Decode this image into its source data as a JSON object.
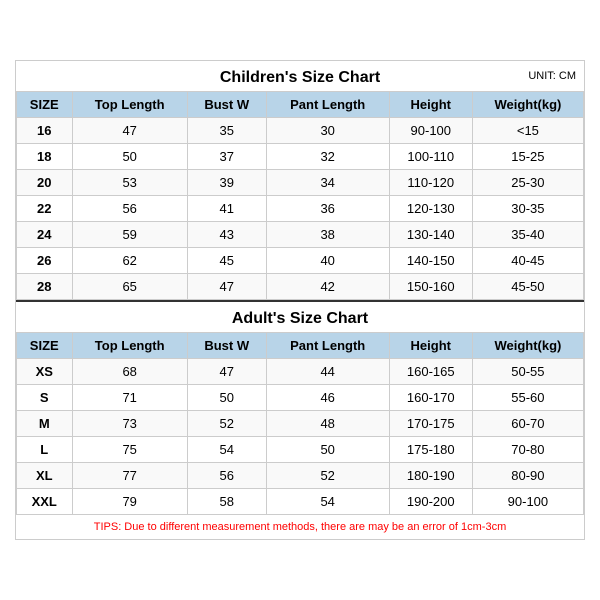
{
  "children_title": "Children's Size Chart",
  "adult_title": "Adult's Size Chart",
  "unit": "UNIT: CM",
  "children_headers": [
    "SIZE",
    "Top Length",
    "Bust W",
    "Pant Length",
    "Height",
    "Weight(kg)"
  ],
  "children_rows": [
    [
      "16",
      "47",
      "35",
      "30",
      "90-100",
      "<15"
    ],
    [
      "18",
      "50",
      "37",
      "32",
      "100-110",
      "15-25"
    ],
    [
      "20",
      "53",
      "39",
      "34",
      "110-120",
      "25-30"
    ],
    [
      "22",
      "56",
      "41",
      "36",
      "120-130",
      "30-35"
    ],
    [
      "24",
      "59",
      "43",
      "38",
      "130-140",
      "35-40"
    ],
    [
      "26",
      "62",
      "45",
      "40",
      "140-150",
      "40-45"
    ],
    [
      "28",
      "65",
      "47",
      "42",
      "150-160",
      "45-50"
    ]
  ],
  "adult_headers": [
    "SIZE",
    "Top Length",
    "Bust W",
    "Pant Length",
    "Height",
    "Weight(kg)"
  ],
  "adult_rows": [
    [
      "XS",
      "68",
      "47",
      "44",
      "160-165",
      "50-55"
    ],
    [
      "S",
      "71",
      "50",
      "46",
      "160-170",
      "55-60"
    ],
    [
      "M",
      "73",
      "52",
      "48",
      "170-175",
      "60-70"
    ],
    [
      "L",
      "75",
      "54",
      "50",
      "175-180",
      "70-80"
    ],
    [
      "XL",
      "77",
      "56",
      "52",
      "180-190",
      "80-90"
    ],
    [
      "XXL",
      "79",
      "58",
      "54",
      "190-200",
      "90-100"
    ]
  ],
  "tips": "TIPS: Due to different measurement methods, there are may be an error of 1cm-3cm"
}
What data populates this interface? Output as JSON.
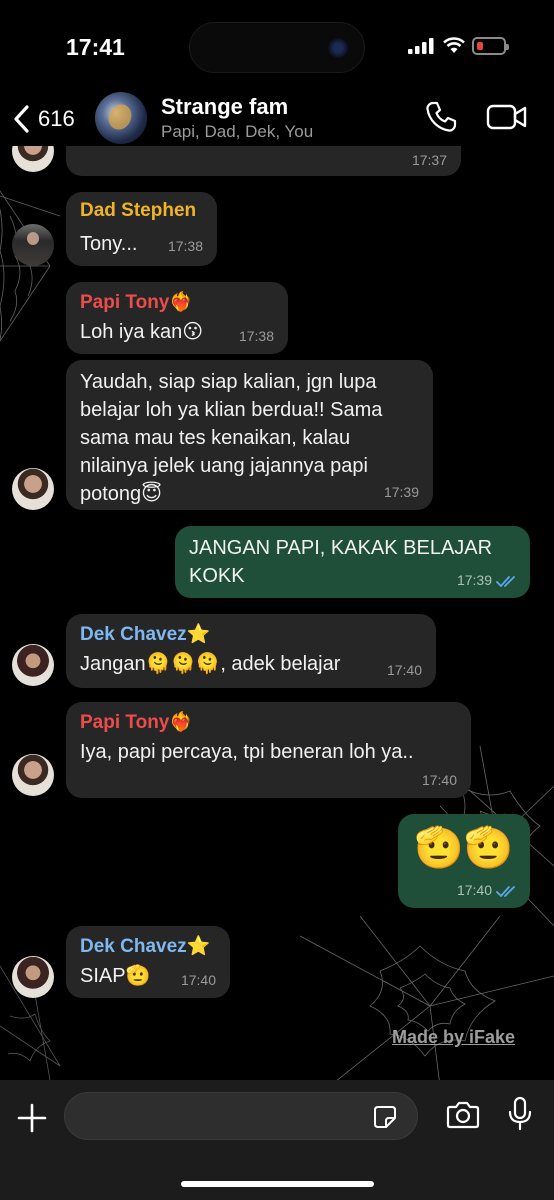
{
  "status_bar": {
    "time": "17:41"
  },
  "header": {
    "back_count": "616",
    "group_name": "Strange fam",
    "members": "Papi, Dad, Dek, You"
  },
  "messages": [
    {
      "id": "m0",
      "time": "17:37"
    },
    {
      "id": "m1",
      "sender": "Dad Stephen",
      "text": "Tony...",
      "time": "17:38"
    },
    {
      "id": "m2",
      "sender": "Papi Tony❤️‍🔥",
      "text": "Loh iya kan😗",
      "time": "17:38"
    },
    {
      "id": "m3",
      "lines": [
        "Yaudah, siap siap kalian, jgn lupa",
        "belajar loh ya klian berdua!! Sama",
        "sama mau tes kenaikan, kalau",
        "nilainya jelek uang jajannya papi",
        "potong😇"
      ],
      "time": "17:39"
    },
    {
      "id": "m4",
      "lines": [
        "JANGAN PAPI, KAKAK BELAJAR",
        "KOKK"
      ],
      "time": "17:39"
    },
    {
      "id": "m5",
      "sender": "Dek Chavez⭐",
      "text": "Jangan🫠🫠🫠, adek belajar",
      "time": "17:40"
    },
    {
      "id": "m6",
      "sender": "Papi Tony❤️‍🔥",
      "text": "Iya, papi percaya, tpi beneran loh ya..",
      "time": "17:40"
    },
    {
      "id": "m7",
      "text": "🫡🫡",
      "time": "17:40"
    },
    {
      "id": "m8",
      "sender": "Dek Chavez⭐",
      "text": "SIAP🫡",
      "time": "17:40"
    }
  ],
  "colors": {
    "sender_dad": "#f0b429",
    "sender_papi": "#ec4c4c",
    "sender_dek": "#7fb8f0",
    "bubble_in": "#262626",
    "bubble_out": "#1f4f38",
    "read_ticks": "#5aa9f0"
  },
  "watermark": "Made by iFake",
  "icons": [
    "chevron-left-icon",
    "phone-icon",
    "video-camera-icon",
    "plus-icon",
    "sticker-icon",
    "camera-icon",
    "microphone-icon"
  ]
}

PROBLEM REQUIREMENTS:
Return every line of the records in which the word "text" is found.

RESPONSE:
      "text": "Tony...",
      "text": "Loh iya kan😗",
      "text": "Jangan🫠🫠🫠, adek belajar",
      "text": "Iya, papi percaya, tpi beneran loh ya..",
      "text": "🫡🫡",
      "text": "SIAP🫡",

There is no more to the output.